This Day In History: June 30th
Actress, singer and activist Lena Horne was a top performer of her time, even earning the title of highest-paid African-American entertainer in 1943. Horne was born on June 30, 1917, in Brooklyn, New York. Here are five things to know about the talented Lena Horne!
- Acting Runs In The Family. Lena Mary Calhoun Horne was born to a banker and an actress. Her parents were of mixed heritage and separated when she was a child. Her mother often traveled as a member of different theater troupes. Horne even accompanied her mother on the road once she got older. She followed in her mothers footsteps and was an emerging performer by the age of 16.
- Integrating The Band. Following her Broadway appearance in 1939, Horne joined an all-white swing band. The Charlie Barnet Orchestra was well-known and also one of the early bands to integrate. Although she was successful in integrating the group, Horne stopped touring due to her limited ability to socialize at the venues where they performed.
- Refused Roles That Would Be Demeaning To Black Women. Many fans know Horne for her performances in musicals such as Stormy Weather, Cabin In The Sky and The Wiz. The roles she selected were done purposefully. As a stipulation of her seven-year contract with MGM, Horne would not be cast in the role of a nanny, maid or other domestic workers.

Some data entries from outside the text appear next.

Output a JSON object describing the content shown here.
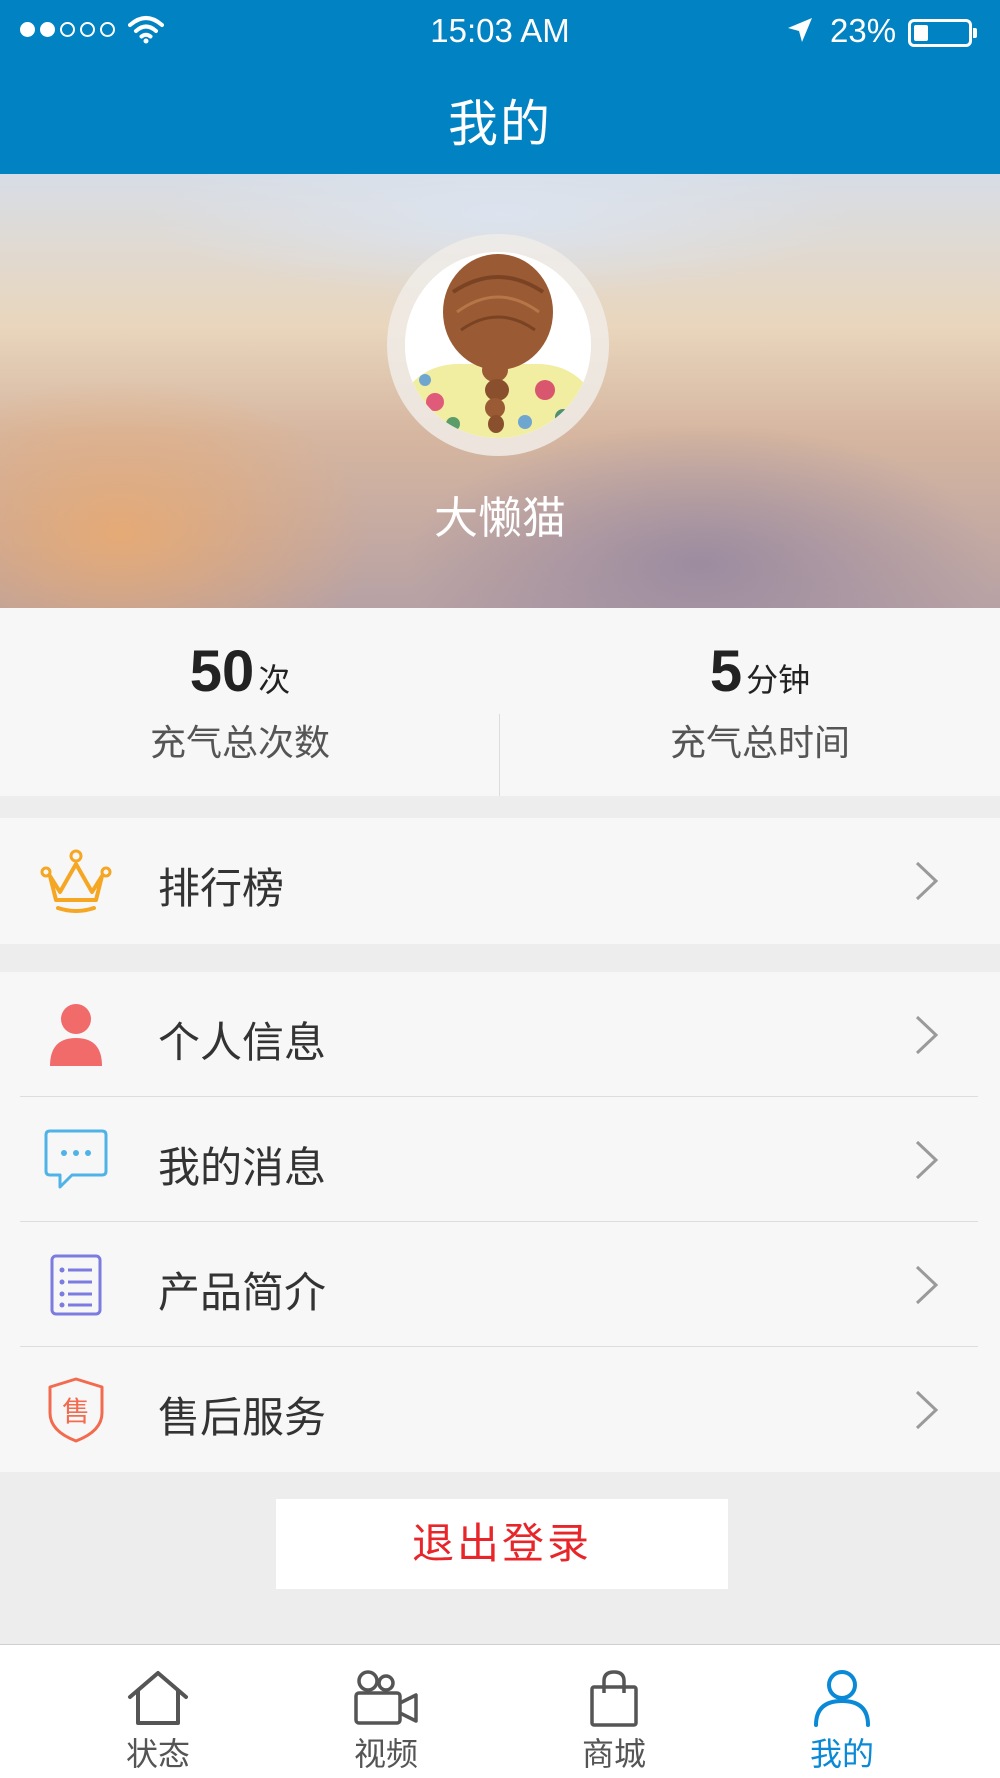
{
  "status_bar": {
    "time": "15:03 AM",
    "battery_percent": "23%",
    "battery_level": 0.23,
    "signal_bars_filled": 2,
    "signal_bars_total": 5
  },
  "header": {
    "title": "我的",
    "background_color": "#0082c3"
  },
  "profile": {
    "username": "大懒猫"
  },
  "stats": {
    "inflation_count": {
      "value": "50",
      "unit": "次",
      "label": "充气总次数"
    },
    "inflation_time": {
      "value": "5",
      "unit": "分钟",
      "label": "充气总时间"
    }
  },
  "menu": {
    "ranking": {
      "label": "排行榜",
      "icon": "crown-icon",
      "icon_color": "#f5a623"
    },
    "items": [
      {
        "label": "个人信息",
        "icon": "person-icon",
        "icon_color": "#f26b6b"
      },
      {
        "label": "我的消息",
        "icon": "message-icon",
        "icon_color": "#4fb3e8"
      },
      {
        "label": "产品简介",
        "icon": "document-list-icon",
        "icon_color": "#7b7be0"
      },
      {
        "label": "售后服务",
        "icon": "shield-service-icon",
        "icon_color": "#f36b4f",
        "icon_text": "售"
      }
    ]
  },
  "logout": {
    "label": "退出登录",
    "color": "#e8262a"
  },
  "tabbar": {
    "tabs": [
      {
        "label": "状态",
        "icon": "home-icon",
        "active": false
      },
      {
        "label": "视频",
        "icon": "video-camera-icon",
        "active": false
      },
      {
        "label": "商城",
        "icon": "shopping-bag-icon",
        "active": false
      },
      {
        "label": "我的",
        "icon": "user-icon",
        "active": true
      }
    ],
    "active_color": "#0a8ad6"
  }
}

- Involvement With The Civil Rights Movement. Lena Horne was a longtime advocate against performing at segregated venues. She even used her own funds to perform shows and entertain Black troops during World War II. By the end of the 1940s, Horne had sued a variety of restaurants and theaters for discrimination. She took an active role in the Civil Rights Movement by performing at rallies around the country for the NAACP and the National Council for Negro Women. Horne even participated in the first March on Washington in 1963.
- Award Winner And Honorary Doctoral Degree Recipient. Over the course of her career, Horne has won a plethora of awards. Those awards include two Grammys and an induction to the Hall of Fame, NAACP Image Awards, a Special Tony Award and Kennedy Center Honors. In addition to awards, Horne is also the recipient of two honorary degrees. She got an honorary doctorate from Howard University in 1979 and an honorary doctorate of Humane Letters at Yale University in 1998.
Her multifaceted career as a performer and voice of the Civil Rights Movement spanned more than half a century. The life of Lena Horne has been chronicled in her memoir, Lena (1965), and Stormy Weather, a 2009 biography written by James Gavin. Horne died on May 9, 2010, in New York City.